- Opening Delimiter -

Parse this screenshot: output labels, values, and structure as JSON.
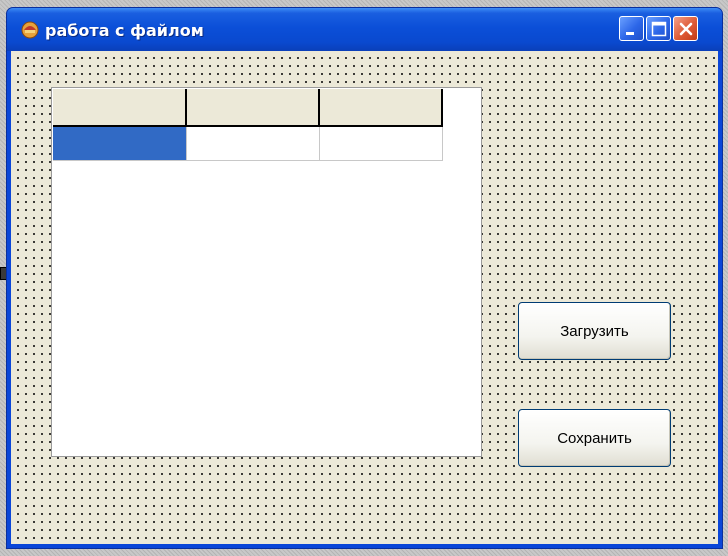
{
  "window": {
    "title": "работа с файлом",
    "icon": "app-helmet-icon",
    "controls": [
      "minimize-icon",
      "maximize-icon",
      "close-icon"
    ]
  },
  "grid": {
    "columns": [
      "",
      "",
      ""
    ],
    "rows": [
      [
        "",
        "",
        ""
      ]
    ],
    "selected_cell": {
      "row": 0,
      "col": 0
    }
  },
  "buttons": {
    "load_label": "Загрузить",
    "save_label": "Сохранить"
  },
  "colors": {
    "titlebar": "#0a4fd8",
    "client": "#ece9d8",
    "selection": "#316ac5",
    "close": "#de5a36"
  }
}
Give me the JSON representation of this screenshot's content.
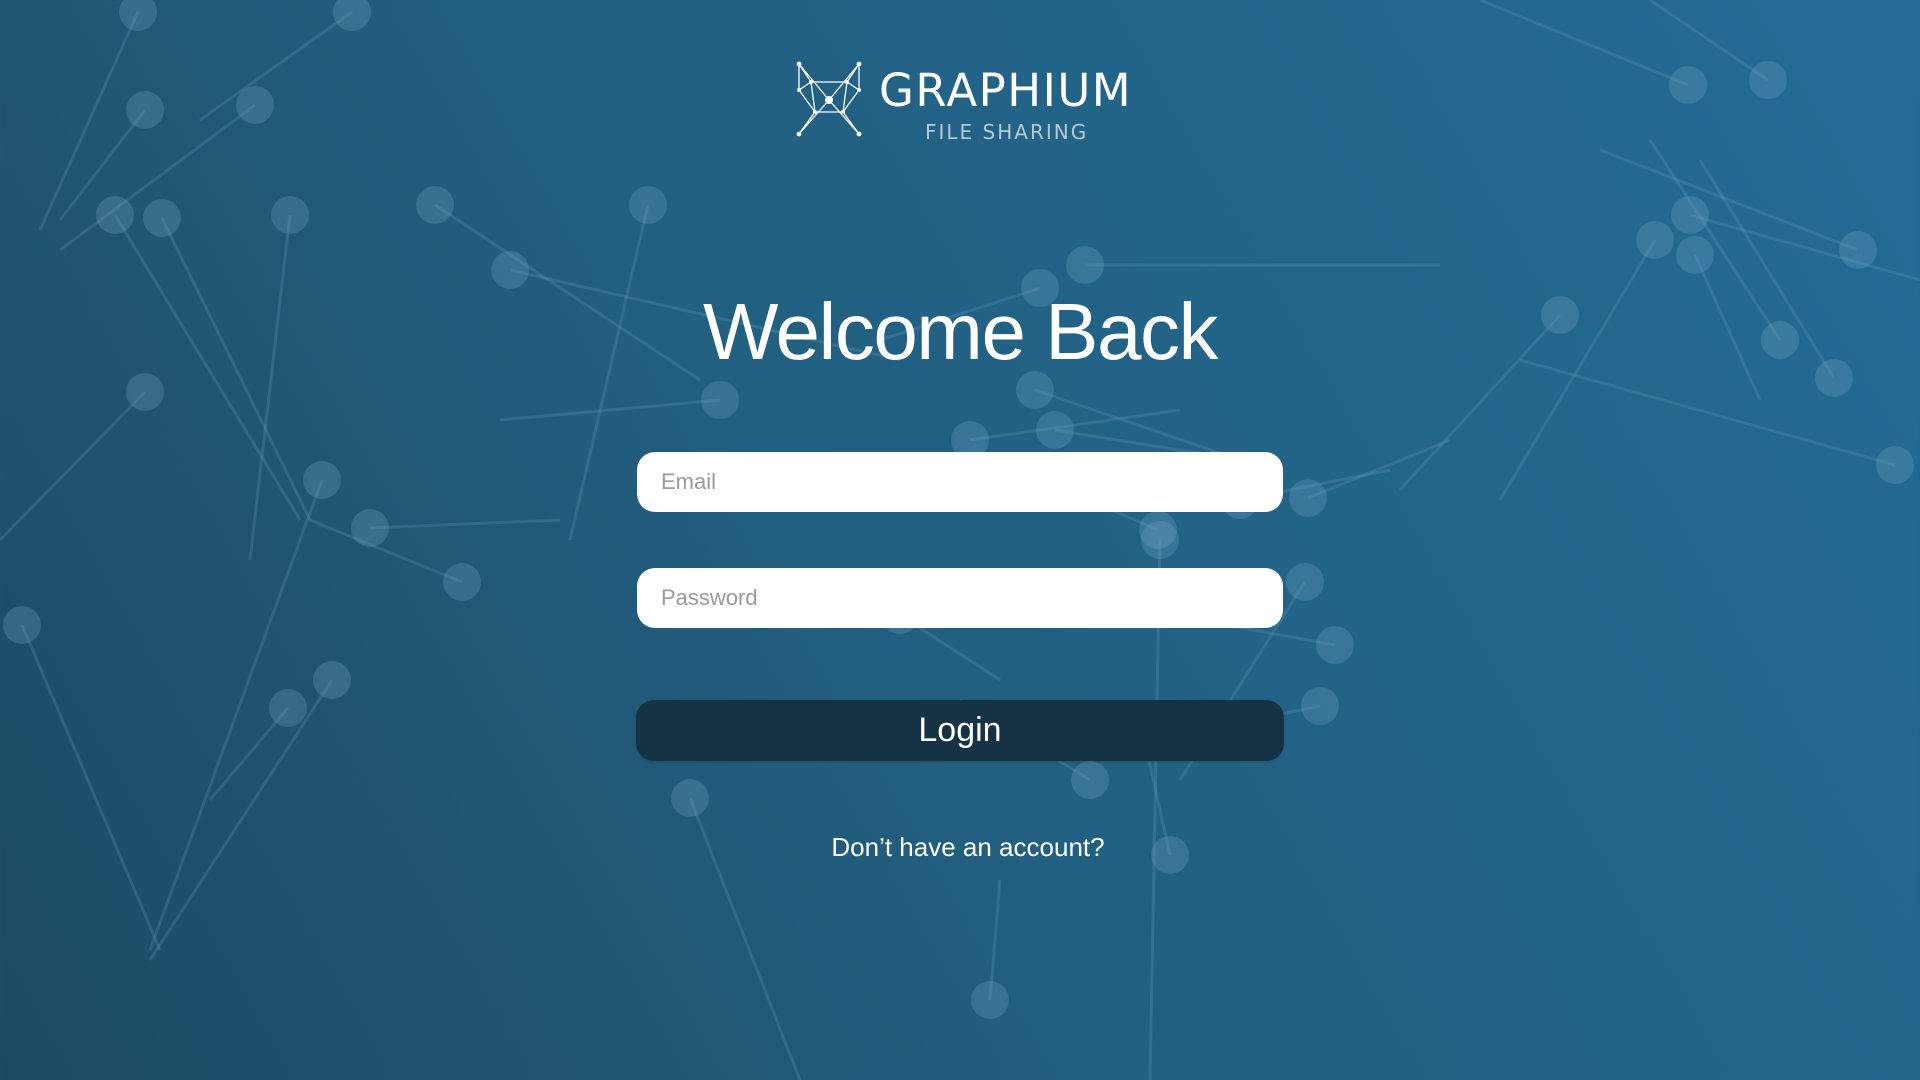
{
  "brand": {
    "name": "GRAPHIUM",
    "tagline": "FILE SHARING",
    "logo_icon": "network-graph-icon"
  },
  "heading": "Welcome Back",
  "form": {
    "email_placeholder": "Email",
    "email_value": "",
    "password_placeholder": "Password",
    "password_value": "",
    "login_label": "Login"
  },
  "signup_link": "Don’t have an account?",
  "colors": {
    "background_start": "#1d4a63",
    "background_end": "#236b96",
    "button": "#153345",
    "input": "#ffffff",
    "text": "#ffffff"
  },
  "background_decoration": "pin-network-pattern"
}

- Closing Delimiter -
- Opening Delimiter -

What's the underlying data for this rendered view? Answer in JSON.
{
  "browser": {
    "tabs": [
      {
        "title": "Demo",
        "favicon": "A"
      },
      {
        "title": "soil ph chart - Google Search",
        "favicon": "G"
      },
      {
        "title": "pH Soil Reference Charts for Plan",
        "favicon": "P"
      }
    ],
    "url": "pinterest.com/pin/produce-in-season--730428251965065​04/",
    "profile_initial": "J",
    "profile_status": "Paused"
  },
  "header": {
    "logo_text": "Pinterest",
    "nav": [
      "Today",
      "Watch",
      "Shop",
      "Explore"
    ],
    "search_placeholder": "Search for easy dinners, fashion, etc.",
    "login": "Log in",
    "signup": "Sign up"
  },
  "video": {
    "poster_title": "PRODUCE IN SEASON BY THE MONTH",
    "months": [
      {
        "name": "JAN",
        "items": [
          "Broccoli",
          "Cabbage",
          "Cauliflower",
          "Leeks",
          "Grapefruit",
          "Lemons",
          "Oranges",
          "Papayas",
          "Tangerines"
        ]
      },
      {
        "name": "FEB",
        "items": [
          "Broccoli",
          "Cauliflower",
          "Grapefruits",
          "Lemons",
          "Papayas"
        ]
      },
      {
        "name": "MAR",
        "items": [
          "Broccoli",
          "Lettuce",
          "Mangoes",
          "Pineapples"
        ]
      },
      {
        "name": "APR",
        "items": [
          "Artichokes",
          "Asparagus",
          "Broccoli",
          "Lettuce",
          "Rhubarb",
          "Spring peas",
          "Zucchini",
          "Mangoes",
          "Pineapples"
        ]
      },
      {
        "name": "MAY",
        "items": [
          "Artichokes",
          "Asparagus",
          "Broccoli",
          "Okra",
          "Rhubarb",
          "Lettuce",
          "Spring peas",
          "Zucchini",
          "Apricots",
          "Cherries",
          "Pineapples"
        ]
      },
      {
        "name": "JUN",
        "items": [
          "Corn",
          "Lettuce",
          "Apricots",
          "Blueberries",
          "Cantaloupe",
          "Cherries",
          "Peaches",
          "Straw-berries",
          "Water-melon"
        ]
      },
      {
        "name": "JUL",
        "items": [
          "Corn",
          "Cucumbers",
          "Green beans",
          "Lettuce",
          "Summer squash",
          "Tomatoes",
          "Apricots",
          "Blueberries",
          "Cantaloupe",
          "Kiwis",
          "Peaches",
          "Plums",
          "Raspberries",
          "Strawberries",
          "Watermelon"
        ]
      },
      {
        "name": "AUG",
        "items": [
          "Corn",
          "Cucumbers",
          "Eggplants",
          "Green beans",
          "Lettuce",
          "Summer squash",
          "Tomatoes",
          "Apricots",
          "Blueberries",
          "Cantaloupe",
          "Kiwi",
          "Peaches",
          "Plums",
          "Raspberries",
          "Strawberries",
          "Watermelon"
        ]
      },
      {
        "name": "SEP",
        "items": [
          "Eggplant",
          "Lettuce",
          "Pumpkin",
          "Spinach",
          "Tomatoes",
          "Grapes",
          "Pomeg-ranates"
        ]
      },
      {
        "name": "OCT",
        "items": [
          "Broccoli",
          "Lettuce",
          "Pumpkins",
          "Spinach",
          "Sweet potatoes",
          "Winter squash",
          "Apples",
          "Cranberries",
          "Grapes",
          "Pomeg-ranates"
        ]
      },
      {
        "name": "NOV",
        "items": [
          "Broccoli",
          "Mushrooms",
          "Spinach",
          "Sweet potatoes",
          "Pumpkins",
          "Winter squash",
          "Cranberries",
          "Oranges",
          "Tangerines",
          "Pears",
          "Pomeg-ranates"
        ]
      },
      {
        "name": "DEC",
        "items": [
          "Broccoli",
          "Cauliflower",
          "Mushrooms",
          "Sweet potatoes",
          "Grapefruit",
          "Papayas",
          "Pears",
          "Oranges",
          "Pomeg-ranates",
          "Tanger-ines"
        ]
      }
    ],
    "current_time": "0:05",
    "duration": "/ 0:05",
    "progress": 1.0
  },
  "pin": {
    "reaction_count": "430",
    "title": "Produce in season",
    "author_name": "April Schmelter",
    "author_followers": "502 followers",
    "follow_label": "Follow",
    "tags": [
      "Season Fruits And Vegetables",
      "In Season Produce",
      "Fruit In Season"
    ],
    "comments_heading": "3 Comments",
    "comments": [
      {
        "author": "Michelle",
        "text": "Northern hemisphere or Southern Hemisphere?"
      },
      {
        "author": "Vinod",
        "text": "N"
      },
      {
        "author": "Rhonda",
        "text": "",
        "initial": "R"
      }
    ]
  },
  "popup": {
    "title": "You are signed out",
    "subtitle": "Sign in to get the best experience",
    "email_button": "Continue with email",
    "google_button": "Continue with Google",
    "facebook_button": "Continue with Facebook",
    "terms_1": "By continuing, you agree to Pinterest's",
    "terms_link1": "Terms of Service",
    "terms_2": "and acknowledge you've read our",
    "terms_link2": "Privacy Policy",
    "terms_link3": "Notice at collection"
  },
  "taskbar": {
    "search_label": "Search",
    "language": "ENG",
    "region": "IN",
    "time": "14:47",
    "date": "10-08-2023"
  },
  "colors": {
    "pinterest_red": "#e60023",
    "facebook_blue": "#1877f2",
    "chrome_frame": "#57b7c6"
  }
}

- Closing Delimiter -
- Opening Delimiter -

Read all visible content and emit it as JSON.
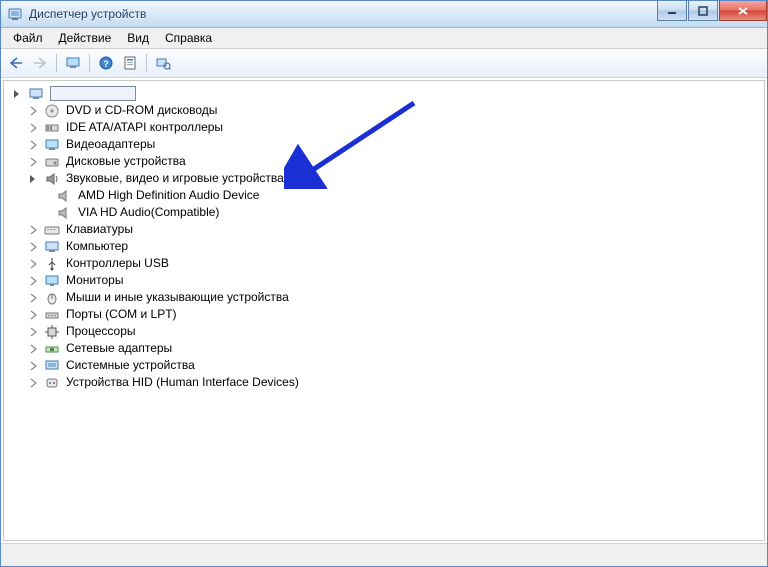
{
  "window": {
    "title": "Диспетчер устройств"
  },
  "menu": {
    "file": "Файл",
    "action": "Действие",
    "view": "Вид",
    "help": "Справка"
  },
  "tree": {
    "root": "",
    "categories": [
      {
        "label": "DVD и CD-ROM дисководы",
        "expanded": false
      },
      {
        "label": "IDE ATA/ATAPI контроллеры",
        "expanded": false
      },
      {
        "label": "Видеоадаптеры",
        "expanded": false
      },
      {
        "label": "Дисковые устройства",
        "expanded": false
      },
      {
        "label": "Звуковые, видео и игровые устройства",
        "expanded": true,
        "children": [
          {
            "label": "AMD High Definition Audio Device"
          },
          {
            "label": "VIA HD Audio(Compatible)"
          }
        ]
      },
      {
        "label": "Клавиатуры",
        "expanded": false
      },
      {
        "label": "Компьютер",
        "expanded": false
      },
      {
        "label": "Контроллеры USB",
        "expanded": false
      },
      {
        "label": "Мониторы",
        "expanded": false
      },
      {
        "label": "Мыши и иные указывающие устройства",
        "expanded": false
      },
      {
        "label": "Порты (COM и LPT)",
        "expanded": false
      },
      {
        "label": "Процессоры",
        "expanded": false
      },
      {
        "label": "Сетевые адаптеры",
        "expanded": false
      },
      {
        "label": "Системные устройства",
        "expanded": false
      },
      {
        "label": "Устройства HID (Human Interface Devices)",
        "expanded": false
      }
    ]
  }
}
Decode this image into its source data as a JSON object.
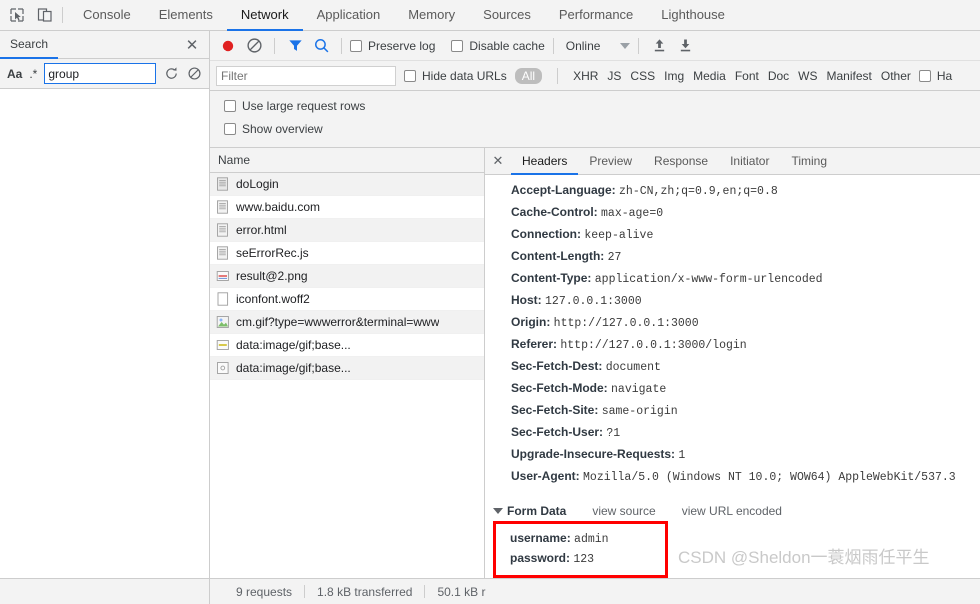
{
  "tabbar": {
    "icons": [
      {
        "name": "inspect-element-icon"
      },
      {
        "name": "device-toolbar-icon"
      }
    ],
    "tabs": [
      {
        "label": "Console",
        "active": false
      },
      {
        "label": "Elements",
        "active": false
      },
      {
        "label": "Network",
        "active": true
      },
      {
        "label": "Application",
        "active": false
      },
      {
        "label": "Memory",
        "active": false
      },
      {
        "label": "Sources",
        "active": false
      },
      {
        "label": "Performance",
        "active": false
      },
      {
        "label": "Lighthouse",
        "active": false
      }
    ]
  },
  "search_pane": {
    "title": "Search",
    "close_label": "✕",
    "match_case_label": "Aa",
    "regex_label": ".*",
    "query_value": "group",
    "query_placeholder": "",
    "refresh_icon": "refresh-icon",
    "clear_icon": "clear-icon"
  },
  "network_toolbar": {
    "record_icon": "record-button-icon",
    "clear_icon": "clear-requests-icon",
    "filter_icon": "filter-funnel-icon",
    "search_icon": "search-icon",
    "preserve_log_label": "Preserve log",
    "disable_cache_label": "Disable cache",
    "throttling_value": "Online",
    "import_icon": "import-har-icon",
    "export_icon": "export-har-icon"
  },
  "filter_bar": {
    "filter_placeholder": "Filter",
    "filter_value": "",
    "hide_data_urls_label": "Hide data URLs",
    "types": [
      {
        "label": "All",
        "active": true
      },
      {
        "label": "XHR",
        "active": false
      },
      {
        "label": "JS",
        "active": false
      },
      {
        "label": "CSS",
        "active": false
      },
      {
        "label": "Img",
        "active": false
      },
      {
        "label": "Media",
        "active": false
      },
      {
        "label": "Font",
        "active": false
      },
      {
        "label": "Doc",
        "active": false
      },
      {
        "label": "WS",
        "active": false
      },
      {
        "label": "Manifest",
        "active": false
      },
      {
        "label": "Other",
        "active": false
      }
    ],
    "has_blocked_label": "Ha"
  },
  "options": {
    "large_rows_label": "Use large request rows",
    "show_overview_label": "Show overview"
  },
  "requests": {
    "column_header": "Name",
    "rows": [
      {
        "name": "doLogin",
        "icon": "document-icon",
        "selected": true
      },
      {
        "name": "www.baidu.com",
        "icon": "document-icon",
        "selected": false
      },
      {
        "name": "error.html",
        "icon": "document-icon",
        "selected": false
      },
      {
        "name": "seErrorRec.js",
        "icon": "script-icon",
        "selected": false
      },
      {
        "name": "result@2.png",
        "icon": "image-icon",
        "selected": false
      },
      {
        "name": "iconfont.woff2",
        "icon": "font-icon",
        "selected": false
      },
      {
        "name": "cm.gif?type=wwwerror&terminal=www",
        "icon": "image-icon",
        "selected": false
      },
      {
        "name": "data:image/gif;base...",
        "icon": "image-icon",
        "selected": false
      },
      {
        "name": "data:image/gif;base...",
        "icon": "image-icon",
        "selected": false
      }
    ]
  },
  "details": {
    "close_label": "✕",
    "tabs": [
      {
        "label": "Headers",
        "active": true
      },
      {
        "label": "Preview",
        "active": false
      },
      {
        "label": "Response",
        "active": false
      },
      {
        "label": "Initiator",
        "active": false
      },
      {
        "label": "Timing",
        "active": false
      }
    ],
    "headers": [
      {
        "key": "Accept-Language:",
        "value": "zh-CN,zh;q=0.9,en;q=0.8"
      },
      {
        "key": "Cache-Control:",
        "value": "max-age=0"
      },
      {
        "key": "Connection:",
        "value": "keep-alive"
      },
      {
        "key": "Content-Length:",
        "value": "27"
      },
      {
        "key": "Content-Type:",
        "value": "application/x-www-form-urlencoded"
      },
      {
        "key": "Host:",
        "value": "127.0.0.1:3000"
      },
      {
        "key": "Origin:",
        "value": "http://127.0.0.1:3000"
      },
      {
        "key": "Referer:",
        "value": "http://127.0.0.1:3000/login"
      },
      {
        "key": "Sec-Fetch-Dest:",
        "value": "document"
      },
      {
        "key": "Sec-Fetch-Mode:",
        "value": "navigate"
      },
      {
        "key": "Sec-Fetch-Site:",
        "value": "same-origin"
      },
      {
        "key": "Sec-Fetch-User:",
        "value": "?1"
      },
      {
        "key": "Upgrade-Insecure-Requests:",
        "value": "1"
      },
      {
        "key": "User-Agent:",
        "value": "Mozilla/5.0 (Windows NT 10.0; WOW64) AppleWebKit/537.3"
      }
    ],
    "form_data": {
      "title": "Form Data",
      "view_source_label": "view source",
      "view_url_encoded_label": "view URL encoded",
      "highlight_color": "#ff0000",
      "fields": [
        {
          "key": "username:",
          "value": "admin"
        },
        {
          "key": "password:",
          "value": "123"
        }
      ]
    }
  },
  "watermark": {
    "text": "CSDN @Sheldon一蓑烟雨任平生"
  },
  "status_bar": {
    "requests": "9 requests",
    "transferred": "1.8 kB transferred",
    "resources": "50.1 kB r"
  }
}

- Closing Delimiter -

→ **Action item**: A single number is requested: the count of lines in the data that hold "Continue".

→ **Output below**: 3